Most helpful critical review
698 of 731 people found the following review helpful
I want to love it
on March 2, 2009

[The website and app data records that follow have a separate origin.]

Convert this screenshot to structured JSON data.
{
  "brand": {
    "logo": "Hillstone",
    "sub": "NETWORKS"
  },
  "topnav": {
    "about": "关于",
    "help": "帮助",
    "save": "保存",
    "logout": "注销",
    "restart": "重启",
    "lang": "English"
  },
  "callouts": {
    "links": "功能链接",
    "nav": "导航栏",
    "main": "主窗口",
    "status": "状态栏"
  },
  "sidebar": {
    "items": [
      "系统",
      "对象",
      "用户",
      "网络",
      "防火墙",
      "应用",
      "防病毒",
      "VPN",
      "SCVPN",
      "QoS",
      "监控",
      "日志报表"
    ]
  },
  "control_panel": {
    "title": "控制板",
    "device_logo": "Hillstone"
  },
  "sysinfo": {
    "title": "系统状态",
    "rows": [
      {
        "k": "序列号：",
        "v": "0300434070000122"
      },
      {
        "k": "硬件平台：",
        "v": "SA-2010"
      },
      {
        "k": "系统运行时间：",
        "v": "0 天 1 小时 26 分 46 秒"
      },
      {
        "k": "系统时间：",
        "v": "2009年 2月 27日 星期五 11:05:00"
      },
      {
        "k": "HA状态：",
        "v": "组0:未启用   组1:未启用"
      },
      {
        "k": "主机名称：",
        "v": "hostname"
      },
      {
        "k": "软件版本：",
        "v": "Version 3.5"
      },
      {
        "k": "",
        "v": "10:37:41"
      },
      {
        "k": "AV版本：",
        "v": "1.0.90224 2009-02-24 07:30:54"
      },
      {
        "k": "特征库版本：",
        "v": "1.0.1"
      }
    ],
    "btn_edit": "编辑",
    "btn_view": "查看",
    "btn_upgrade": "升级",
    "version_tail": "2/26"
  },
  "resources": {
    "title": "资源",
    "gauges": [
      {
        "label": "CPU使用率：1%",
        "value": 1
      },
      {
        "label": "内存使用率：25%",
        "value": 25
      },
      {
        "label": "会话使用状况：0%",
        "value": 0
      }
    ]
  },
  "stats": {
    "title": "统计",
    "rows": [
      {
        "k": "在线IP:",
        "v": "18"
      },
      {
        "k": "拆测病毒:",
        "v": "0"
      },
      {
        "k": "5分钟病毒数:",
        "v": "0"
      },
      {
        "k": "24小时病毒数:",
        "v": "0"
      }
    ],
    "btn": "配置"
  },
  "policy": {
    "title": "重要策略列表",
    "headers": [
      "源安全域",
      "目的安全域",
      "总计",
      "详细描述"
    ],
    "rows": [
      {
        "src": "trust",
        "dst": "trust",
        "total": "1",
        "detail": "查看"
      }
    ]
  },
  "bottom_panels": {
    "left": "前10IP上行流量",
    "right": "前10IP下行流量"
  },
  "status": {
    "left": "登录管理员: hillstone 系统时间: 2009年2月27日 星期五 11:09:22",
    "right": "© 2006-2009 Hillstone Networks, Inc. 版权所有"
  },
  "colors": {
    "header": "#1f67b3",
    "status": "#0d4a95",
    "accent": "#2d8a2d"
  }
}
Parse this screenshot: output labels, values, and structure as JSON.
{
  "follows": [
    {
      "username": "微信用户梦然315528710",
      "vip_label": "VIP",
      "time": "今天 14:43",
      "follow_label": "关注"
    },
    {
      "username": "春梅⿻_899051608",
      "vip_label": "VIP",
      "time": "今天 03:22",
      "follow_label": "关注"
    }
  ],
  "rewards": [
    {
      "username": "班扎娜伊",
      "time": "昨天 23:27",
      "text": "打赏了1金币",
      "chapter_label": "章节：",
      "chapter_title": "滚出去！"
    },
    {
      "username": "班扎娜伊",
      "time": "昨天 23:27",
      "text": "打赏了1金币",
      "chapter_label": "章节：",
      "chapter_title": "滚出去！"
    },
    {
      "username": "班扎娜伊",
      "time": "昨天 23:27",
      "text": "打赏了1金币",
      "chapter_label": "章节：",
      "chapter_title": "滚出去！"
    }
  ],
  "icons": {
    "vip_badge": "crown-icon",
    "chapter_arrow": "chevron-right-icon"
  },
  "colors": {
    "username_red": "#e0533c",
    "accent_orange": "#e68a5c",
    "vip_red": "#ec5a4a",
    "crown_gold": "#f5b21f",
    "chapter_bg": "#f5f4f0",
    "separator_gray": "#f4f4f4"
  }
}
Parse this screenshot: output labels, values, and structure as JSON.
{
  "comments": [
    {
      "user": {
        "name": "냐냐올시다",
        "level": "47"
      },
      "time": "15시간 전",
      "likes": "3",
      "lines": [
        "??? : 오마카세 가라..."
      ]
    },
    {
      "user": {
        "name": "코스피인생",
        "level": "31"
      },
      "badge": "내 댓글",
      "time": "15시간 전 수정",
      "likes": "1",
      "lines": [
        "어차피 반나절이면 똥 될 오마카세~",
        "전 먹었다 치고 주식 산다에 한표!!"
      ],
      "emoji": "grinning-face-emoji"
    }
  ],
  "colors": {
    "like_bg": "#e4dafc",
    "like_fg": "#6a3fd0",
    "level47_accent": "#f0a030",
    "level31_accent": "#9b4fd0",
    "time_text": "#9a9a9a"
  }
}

When the first Kindle came out, I wrote to Amazon that if they got the New Yorker, I'd buy one. They (finally) did, and so now I have a Kindle with a New Yorker subscription. As others have said, the New Yorker is a perfect candidate for Kindle - a ton of content that many of us get behind on but don't want to let go. The idea of carrying around a bunch of issues of the magazine without, well, carrying around a bunch of issues of the magazine - it's perfect! Unfortunately, while I'm glad to have any semblance of this magazine on the Kindle, we're not quite there. The lack of cartoons (and other non-text) content is one factor; another is the lack of a proper table of contents. The "section list" is simply useless. And while you can click one of the little numbers next to the sections and then page through the "articles list," there is no way that I can find to simply jump to the articles list the way you can use the menu button to reach the table of contents on a Kindle book. When my print New Yorker arrives each week, the first thing I do is scan the table of contents: I want to see if my favorite writers have pieces in the new issue, I want to know the titles of the articles so I can flag which ones sound interesting. And when I get behind by a few issues, I use the tables of contents to find the content I absolutely must read. While search can help when I'm hunting for, say, "the one with the excerpt from DFW's unfinished novel," I'm not always possessed of terms to type into the little box. The Kindle edition's buried-in-the-interface "articles list" simply doesn't allow the kind of efficient triage that the print edition's table of contents makes effortless. There are just too many clicks. This could be fixed - easily it seems to me (replacing the button that brings up the section list with one that brings up the articles list would help) - so I'm hoping it will be. Till then, I can only award 3 stars, because the wonderful content is both incomplete and somewhat hidden in the current format.